### About this task
The word "beans" marks the lines you need; copy each of them from the data.

+ + + +

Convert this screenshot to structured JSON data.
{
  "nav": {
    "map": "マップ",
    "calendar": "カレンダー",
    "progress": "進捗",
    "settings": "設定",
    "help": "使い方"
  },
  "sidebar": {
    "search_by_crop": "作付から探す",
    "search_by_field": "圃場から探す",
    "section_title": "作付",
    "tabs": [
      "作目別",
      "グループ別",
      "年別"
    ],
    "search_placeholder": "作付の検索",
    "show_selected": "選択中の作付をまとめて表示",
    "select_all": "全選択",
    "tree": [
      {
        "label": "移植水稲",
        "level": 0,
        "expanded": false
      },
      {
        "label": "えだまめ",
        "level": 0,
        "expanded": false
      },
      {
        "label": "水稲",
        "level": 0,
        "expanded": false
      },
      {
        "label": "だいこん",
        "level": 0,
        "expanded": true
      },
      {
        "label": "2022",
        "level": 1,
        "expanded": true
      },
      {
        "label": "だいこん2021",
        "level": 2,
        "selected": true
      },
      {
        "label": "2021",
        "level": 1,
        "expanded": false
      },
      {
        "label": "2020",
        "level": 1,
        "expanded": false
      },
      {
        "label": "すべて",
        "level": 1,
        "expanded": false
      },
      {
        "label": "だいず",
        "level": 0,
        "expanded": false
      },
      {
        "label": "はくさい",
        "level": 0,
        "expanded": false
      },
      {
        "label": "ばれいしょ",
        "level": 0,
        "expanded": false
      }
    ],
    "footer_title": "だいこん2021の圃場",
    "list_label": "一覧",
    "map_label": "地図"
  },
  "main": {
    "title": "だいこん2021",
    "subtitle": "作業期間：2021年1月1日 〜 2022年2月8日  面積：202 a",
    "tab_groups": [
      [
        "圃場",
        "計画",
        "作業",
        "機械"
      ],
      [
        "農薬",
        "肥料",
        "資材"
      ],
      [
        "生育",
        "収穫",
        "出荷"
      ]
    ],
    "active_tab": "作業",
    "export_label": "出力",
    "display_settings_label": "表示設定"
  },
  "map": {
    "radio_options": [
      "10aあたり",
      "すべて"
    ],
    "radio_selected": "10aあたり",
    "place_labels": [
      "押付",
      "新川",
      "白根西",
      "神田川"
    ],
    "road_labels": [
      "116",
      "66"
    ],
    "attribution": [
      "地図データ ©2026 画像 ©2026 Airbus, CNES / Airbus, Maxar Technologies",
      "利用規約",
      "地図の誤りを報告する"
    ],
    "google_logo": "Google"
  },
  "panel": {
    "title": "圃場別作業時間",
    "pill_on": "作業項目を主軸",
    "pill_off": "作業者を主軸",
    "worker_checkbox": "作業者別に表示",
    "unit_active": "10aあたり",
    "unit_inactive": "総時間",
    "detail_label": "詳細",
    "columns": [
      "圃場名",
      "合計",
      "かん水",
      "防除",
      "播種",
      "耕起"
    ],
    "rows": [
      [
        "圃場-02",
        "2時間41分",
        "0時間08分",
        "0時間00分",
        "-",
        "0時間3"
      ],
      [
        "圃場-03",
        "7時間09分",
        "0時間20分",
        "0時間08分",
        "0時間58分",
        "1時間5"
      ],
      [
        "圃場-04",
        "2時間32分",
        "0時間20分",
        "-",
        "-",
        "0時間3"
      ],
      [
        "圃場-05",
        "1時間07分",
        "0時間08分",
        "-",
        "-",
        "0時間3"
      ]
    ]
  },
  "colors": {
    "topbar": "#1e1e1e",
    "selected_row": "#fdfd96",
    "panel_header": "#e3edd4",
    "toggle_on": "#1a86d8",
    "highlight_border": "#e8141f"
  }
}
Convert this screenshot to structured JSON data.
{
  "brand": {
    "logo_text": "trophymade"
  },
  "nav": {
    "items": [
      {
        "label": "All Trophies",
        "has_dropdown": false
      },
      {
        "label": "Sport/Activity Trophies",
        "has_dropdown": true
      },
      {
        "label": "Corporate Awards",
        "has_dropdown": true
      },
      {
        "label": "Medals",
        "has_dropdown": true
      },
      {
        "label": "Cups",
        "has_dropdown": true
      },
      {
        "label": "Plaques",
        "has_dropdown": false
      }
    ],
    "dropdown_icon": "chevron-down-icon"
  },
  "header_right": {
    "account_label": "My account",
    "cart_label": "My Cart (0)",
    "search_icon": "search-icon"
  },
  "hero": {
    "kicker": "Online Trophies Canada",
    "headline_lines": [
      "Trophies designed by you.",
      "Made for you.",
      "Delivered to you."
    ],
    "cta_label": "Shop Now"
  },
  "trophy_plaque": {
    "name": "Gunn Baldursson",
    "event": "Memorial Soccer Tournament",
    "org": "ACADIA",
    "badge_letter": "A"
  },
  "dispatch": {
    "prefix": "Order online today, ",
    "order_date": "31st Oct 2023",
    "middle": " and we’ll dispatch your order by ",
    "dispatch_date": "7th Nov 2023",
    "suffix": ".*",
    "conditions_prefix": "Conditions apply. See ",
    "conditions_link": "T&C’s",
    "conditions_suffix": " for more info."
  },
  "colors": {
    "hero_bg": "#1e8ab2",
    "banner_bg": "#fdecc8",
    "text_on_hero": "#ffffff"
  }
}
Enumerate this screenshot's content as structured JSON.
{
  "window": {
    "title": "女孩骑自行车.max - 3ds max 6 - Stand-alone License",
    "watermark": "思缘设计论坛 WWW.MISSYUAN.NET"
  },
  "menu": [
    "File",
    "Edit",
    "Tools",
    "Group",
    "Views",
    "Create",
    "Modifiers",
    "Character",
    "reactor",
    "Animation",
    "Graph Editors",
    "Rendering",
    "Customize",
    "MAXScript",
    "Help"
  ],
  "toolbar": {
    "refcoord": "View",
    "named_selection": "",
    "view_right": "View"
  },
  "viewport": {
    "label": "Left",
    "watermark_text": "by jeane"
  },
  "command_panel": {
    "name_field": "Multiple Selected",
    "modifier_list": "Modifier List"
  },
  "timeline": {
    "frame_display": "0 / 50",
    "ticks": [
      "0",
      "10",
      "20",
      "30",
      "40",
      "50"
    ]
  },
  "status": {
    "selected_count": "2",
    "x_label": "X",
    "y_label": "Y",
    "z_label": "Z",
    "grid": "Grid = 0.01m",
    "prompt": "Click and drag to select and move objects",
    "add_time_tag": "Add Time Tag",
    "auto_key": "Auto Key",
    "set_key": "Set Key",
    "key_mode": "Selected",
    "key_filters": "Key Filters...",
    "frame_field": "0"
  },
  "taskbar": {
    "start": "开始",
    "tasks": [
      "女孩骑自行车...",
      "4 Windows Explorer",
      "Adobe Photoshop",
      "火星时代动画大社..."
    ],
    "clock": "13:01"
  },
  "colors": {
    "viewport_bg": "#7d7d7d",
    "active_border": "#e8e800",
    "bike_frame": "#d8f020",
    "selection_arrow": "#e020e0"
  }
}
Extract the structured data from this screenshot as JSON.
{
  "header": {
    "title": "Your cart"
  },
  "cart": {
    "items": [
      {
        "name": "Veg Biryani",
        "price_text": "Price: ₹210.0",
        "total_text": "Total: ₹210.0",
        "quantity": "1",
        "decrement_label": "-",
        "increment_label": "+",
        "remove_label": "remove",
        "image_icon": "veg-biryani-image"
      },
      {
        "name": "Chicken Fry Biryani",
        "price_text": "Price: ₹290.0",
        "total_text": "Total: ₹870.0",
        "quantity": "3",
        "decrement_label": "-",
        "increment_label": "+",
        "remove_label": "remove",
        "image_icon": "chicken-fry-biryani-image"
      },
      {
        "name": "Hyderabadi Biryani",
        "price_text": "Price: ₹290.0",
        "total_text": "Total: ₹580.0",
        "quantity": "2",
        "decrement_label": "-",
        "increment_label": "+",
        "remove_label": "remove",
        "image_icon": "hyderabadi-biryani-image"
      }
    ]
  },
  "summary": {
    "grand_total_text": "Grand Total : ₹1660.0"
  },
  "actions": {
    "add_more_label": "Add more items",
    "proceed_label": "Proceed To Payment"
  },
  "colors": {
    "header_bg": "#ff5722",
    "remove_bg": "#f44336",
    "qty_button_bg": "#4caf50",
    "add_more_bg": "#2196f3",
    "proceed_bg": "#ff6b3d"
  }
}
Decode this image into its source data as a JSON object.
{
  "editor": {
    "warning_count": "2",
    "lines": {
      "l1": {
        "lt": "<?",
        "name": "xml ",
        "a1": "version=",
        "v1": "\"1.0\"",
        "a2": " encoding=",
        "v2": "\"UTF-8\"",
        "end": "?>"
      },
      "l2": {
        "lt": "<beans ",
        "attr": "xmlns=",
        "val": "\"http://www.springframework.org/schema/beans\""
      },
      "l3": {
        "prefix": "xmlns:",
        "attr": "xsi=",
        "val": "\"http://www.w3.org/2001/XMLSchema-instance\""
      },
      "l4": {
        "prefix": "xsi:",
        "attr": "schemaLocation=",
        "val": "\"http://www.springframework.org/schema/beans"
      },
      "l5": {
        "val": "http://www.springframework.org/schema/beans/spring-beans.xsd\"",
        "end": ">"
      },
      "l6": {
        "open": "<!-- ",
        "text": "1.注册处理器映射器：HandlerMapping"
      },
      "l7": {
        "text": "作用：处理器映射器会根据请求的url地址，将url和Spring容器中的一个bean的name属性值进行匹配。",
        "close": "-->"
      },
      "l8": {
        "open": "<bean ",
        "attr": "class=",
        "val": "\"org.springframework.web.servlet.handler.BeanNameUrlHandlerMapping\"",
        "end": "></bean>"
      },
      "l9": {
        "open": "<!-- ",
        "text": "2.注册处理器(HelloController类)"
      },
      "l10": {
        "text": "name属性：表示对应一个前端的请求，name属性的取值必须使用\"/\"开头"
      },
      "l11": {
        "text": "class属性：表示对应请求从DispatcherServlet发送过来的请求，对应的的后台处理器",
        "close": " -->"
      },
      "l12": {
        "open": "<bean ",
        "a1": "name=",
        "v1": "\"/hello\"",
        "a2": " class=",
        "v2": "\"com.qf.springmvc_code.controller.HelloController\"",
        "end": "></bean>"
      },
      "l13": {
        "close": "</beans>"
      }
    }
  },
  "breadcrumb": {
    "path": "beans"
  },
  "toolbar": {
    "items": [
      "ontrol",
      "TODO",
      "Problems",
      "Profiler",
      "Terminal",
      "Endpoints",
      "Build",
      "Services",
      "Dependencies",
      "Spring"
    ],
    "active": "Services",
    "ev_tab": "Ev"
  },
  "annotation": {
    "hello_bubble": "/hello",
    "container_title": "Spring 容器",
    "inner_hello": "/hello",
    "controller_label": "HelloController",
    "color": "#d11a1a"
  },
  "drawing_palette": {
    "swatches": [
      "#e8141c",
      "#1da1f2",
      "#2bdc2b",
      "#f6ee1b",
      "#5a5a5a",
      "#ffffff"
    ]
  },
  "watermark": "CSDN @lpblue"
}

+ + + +

### Exercise result
        "lt": "<beans ",
        "val": "\"http://www.springframework.org/schema/beans\""
        "val": "\"http://www.springframework.org/schema/beans"
        "val": "http://www.springframework.org/schema/beans/spring-beans.xsd\"",
        "close": "</beans>"
    "path": "beans"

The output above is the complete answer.